Through 15 games as of Jan. 11, Tony Bennett’s Cavaliers had an 11-4 record, most recently marked by consecutive ACC losses at BC and at home against Syracuse. Nothing to be embarrassed about. Yet that’s more defeats than Bennett’s near-perfect machine incurred in either the 2018 or 2019 seasons, when each Cav squad finished with three losses and topped the ACC regular-season standings.

In 2015 UVa was 30-4 and again finished first. That means the ’20 group already matched or exceeded the program’s defeat total in three of the past five seasons. And the schedule is not quite half-complete.

A key reason for the consecutive ACC losses this month: the Cavs shot a combined 10-47 on threes (.213). As a team they’re hitting at a .269 clip from the bonusphere. That’s worst in the ACC and, as matters now stand, second-worst in the conference since 2000.

In this season of an extended 3-point arc, five ACC teams, a third of the league overall are hitting .301 or worse from long range. Conference squads as a rule are making barely a third of their threes (.335). Three of the four least accurate bonusphere bombing units since 2000 are currently clanging away, five of the worst nine.

Georgia Tech is among the ACC’s least accurate 3-point shooting squads for the fourth time in Josh Pastner’s four years on the job. After 16 games this season the Yellow Jackets are hitting at a .290 rate, down from .307 in 2019 and .318 in 2018. They have yet to reach a breakeven conversion rate under Pastner.

North Carolina weighs in at .295, worst in school history. Still, Virginia is in a misfiring league of its own in 2020 in part because, like UNC, it had to replace key players before their eligibility expired.

In UVa’s case the early departees were a pair of seasoned perimeter shooters. Between them Kyle Guy and Ty Jerome, both juniors in 2019, took 62 percent of the Hoos threes and combined to make a shade over 59 percent. (Guy hit 130 of 282 attempts, .426 accuracy, while Jerome converted 79 of 198 tries, .399 efficiency.)

Last year’s Cavs led the ACC from 3-point range, hitting at a .395 rate overall en route to the NCAA title.

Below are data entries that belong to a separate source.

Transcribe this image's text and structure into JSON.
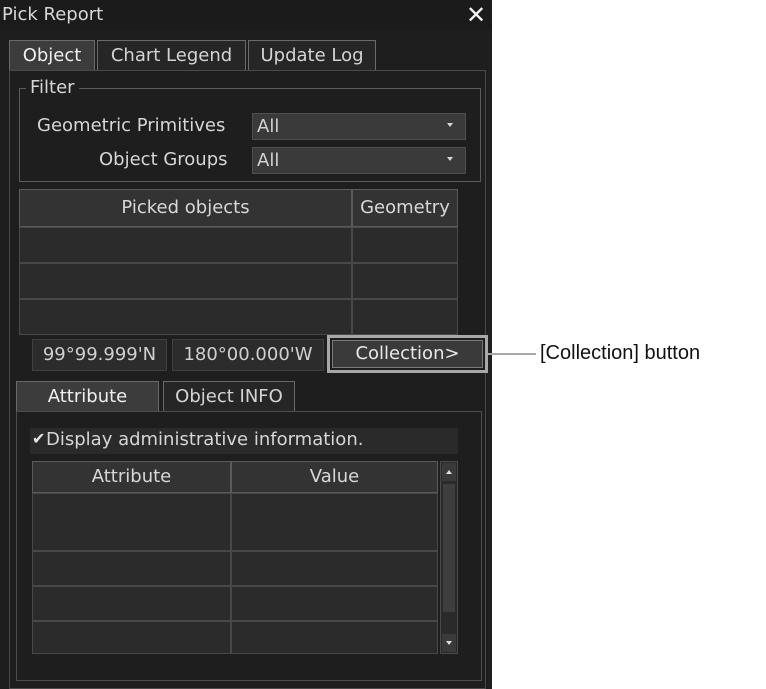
{
  "window": {
    "title": "Pick Report",
    "close_glyph": "✕"
  },
  "tabs": [
    {
      "label": "Object",
      "active": true
    },
    {
      "label": "Chart Legend",
      "active": false
    },
    {
      "label": "Update Log",
      "active": false
    }
  ],
  "filter": {
    "legend": "Filter",
    "geometric_primitives": {
      "label": "Geometric Primitives",
      "value": "All"
    },
    "object_groups": {
      "label": "Object Groups",
      "value": "All"
    }
  },
  "picked_table": {
    "headers": [
      "Picked objects",
      "Geometry"
    ],
    "rows": [
      [
        "",
        ""
      ],
      [
        "",
        ""
      ],
      [
        "",
        ""
      ]
    ]
  },
  "position": {
    "lat": "99°99.999'N",
    "lon": "180°00.000'W"
  },
  "collection_button": "Collection>",
  "sub_tabs": [
    {
      "label": "Attribute",
      "active": true
    },
    {
      "label": "Object INFO",
      "active": false
    }
  ],
  "admin_checkbox": {
    "checked": true,
    "label": "Display administrative information."
  },
  "attribute_table": {
    "headers": [
      "Attribute",
      "Value"
    ],
    "rows": [
      [
        "",
        ""
      ],
      [
        "",
        ""
      ],
      [
        "",
        ""
      ],
      [
        "",
        ""
      ],
      [
        "",
        ""
      ]
    ]
  },
  "annotation": {
    "text": "[Collection] button"
  },
  "colors": {
    "window_bg": "#1e1e1e",
    "highlight": "#a8a8a8"
  },
  "icons": {
    "close": "close-icon",
    "dropdown": "chevron-down-icon",
    "check": "check-icon",
    "scroll_up": "scroll-up-icon",
    "scroll_down": "scroll-down-icon"
  }
}
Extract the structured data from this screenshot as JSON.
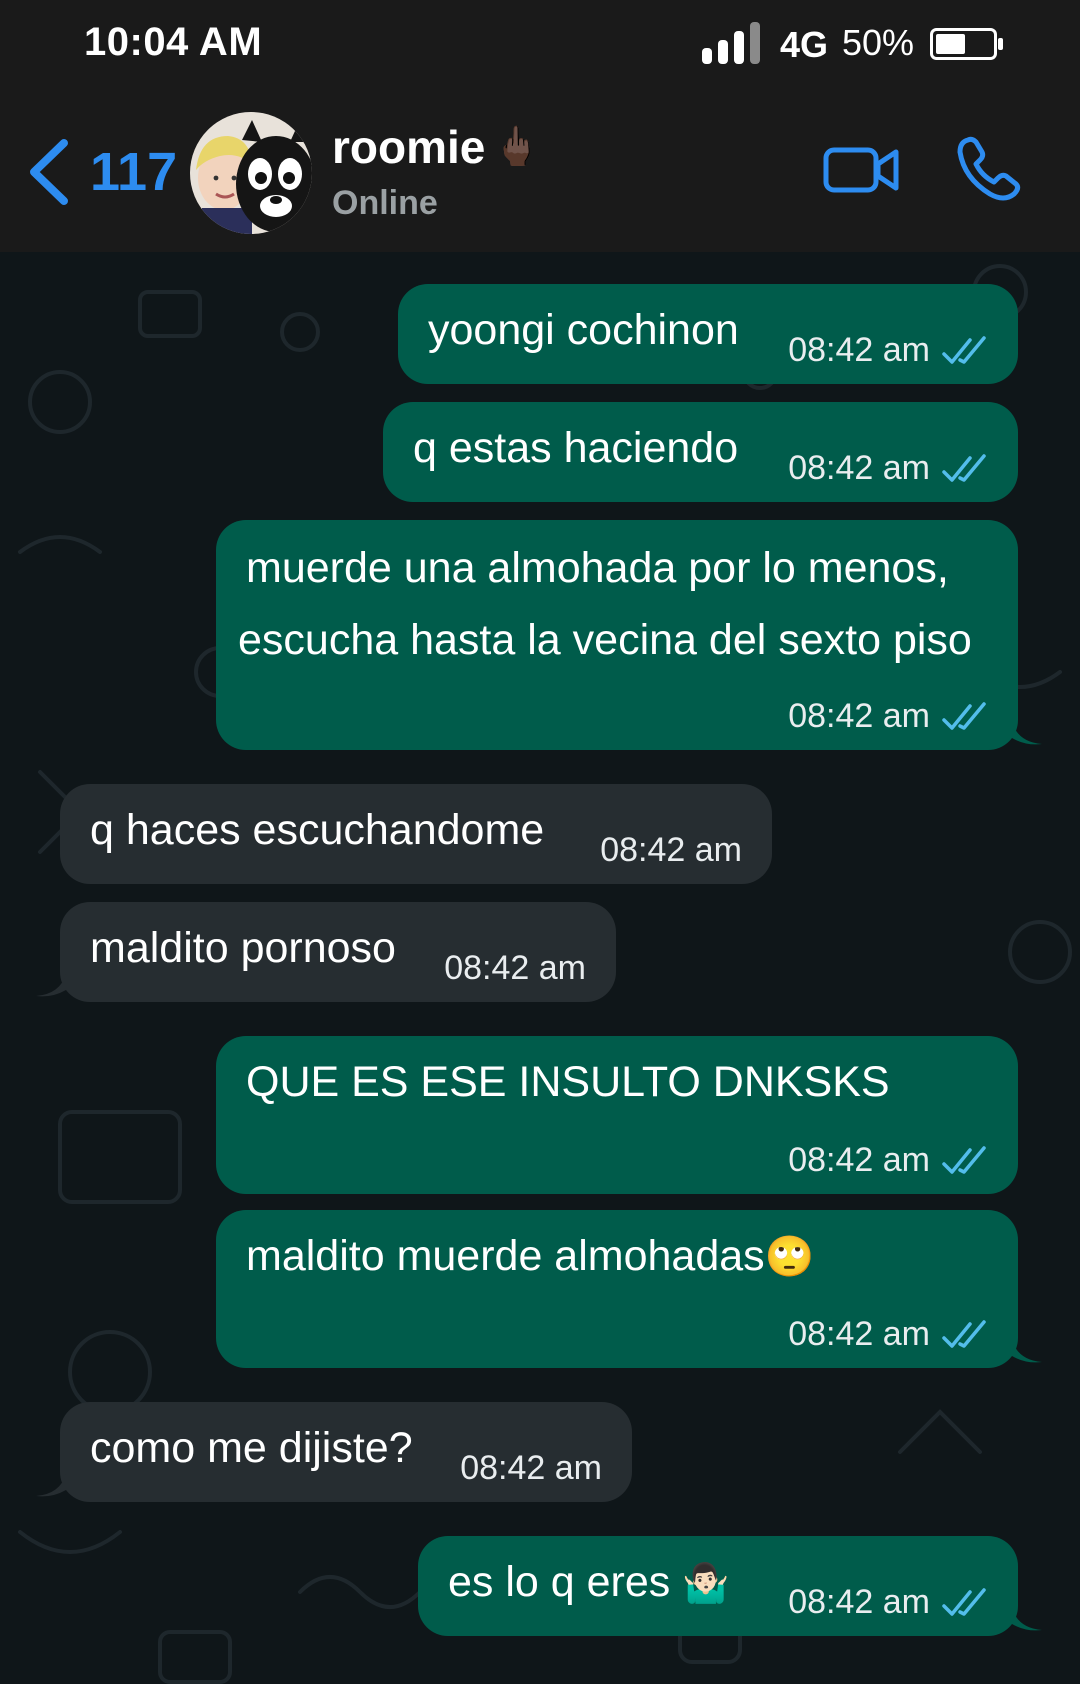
{
  "status_bar": {
    "time": "10:04 AM",
    "network": "4G",
    "battery": "50%",
    "icons": [
      "signal-bars-icon",
      "battery-icon"
    ]
  },
  "header": {
    "back_count": "117",
    "contact_name": "roomie",
    "name_emoji": "🖕🏿",
    "status": "Online",
    "icons": [
      "back-chevron-icon",
      "video-call-icon",
      "phone-icon"
    ],
    "accent_color": "#2d8cf0"
  },
  "colors": {
    "outgoing_bubble": "#005c4b",
    "incoming_bubble": "#262d31",
    "read_tick": "#53bdeb",
    "background": "#0f1619"
  },
  "messages": [
    {
      "direction": "out",
      "text": "yoongi cochinon",
      "time": "08:42 am",
      "read": true
    },
    {
      "direction": "out",
      "text": "q estas haciendo",
      "time": "08:42 am",
      "read": true
    },
    {
      "direction": "out",
      "line1": "muerde una almohada por lo menos,",
      "line2": "escucha hasta la vecina del sexto piso",
      "time": "08:42 am",
      "read": true
    },
    {
      "direction": "in",
      "text": "q haces escuchandome",
      "time": "08:42 am"
    },
    {
      "direction": "in",
      "text": "maldito pornoso",
      "time": "08:42 am"
    },
    {
      "direction": "out",
      "text": "QUE ES ESE INSULTO DNKSKS",
      "time": "08:42 am",
      "read": true
    },
    {
      "direction": "out",
      "text": "maldito muerde almohadas",
      "emoji": "🙄",
      "time": "08:42 am",
      "read": true
    },
    {
      "direction": "in",
      "text": "como me dijiste?",
      "time": "08:42 am"
    },
    {
      "direction": "out",
      "text": "es lo q eres",
      "emoji": "🤷🏻‍♂️",
      "time": "08:42 am",
      "read": true
    }
  ]
}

Worst 3-Point Accuracy By ACC Teams, Since 2000
(2020 Through Games Of January 11)
3 Pct. School, Season 3FGM-3FGA
.267 Georgia Tech, 2015 131-491
.269 Virginia, 2020 80-297
.290 Georgia Tech, 2020 80-276
.295 North Carolina, 2020 90-305
.2986 Georgia Tech, 2011 192-643
.2990 Clemson, 2015 171-572
.300 Boston College, 2020 105-350
.30097 Syracuse, 2015 155-515
.30112 Pittsburgh, 2020 81-269
.305 N.C. State, 2014 160-525
.3072 Virginia Tech, 2010 157-511
.3075 Louisville, 2015 198-644
.3080 Wake Forest, 2010 134-435
.309 Wake Forest, 2000 159-505
.310 Clemson, 2014 190-613
.312 Georgia Tech, 2012 158-507
.314 Virginia Tech, 2013 182-580
.3151 Georgia Tech, 2014 173-549
.3155 Wake Forest, 2016 195-618
.3157 Virginia, 2009 156-494